JurisprudenceThe first part of this seminar is a survey of several major theories and approaches to jurisprudence in the 20th century, theories such as those of H.L.A. Hart, Lon Fuller, John Rawls, and Ronald Dworkin, plus other related topics. We will then turn to some contemporary issues that bear on jurisprudence in a broader sense: Dworkin's recent attempt to resolve conflicts over human rights and terrorism, religion and the state, and redistributive justice, based on principles of human dignity; and Cass Sunstein's warnings about the dangers of "radical judges" and the legal theories they and other judges follow, comparing and contrasting Fundamentalism (originalism), Perfectionism, Minimalism, and Majoritarianism as competing models for court decisions. Other short readings may be assigned.
Does this course satisfy the writing requirement? No
Does this course satisfy the skills requirement? No
Enrollment Cap: 20
Does this course have a waitlist? No
|Partial list of professors who teach or have taught this course:|
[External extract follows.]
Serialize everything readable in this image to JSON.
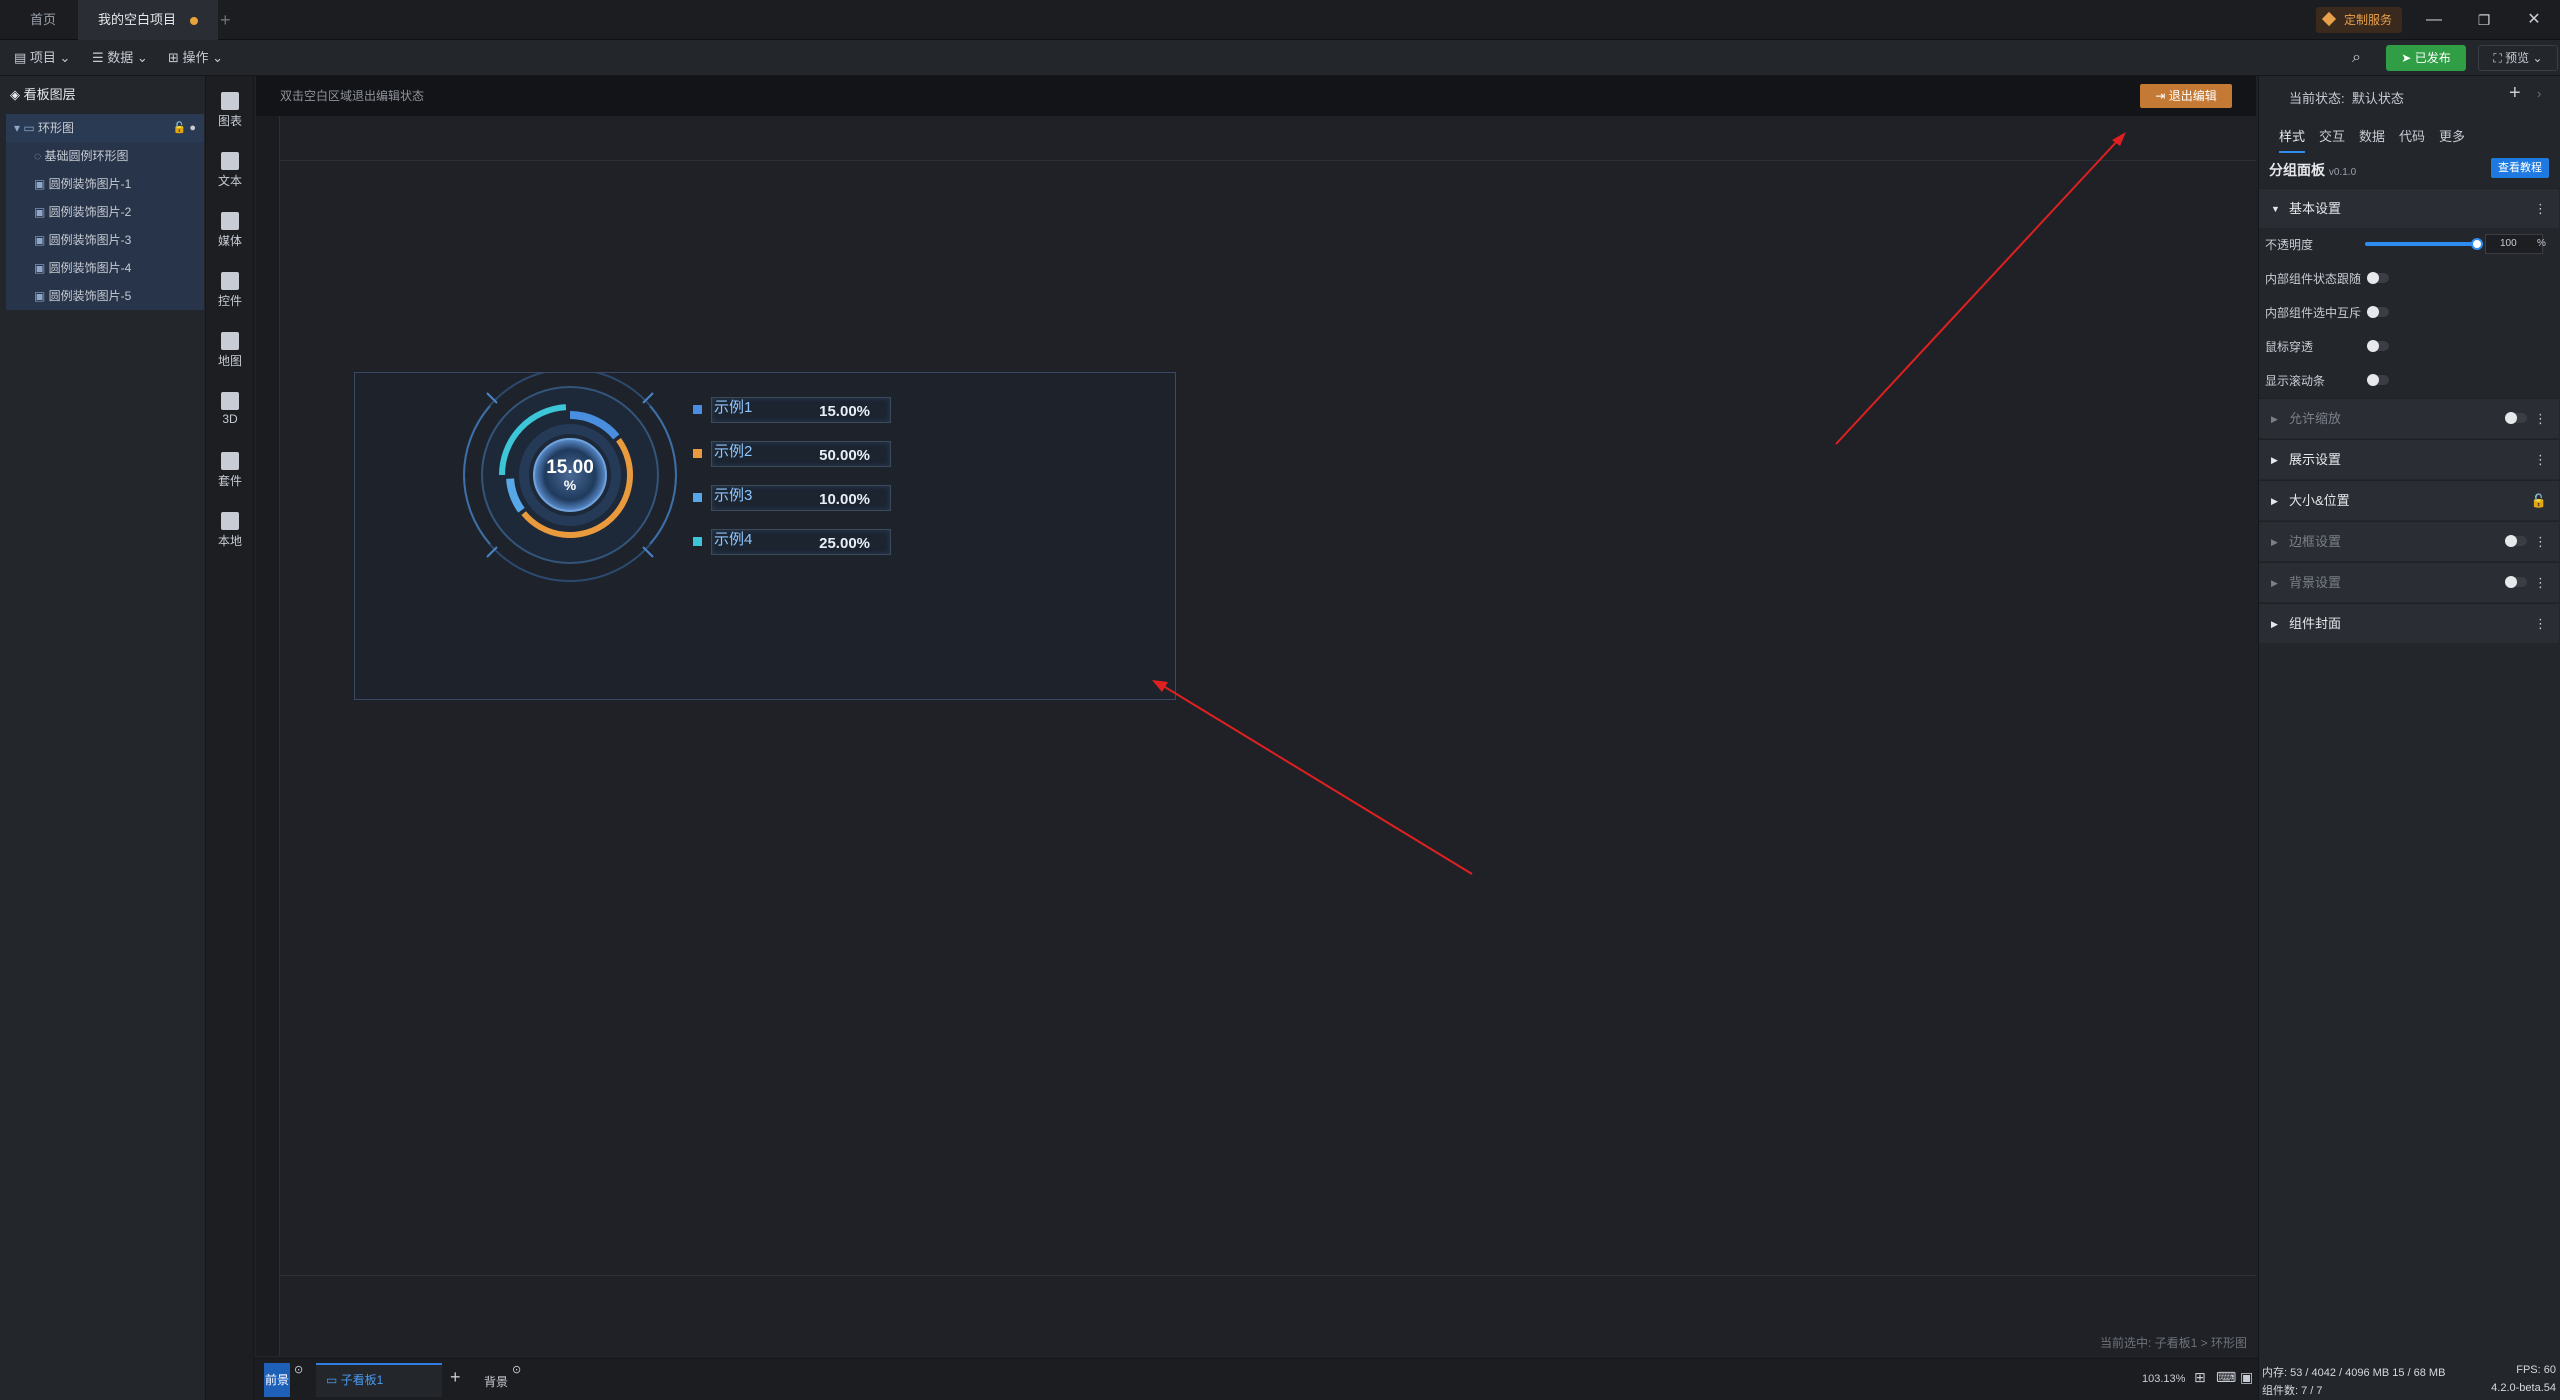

|Kelbley, Charles A.||Spring 2009, Fall 2010 - 2 credit - Wrt. Req.|
|Bonilla, Daniel||Fall 2011|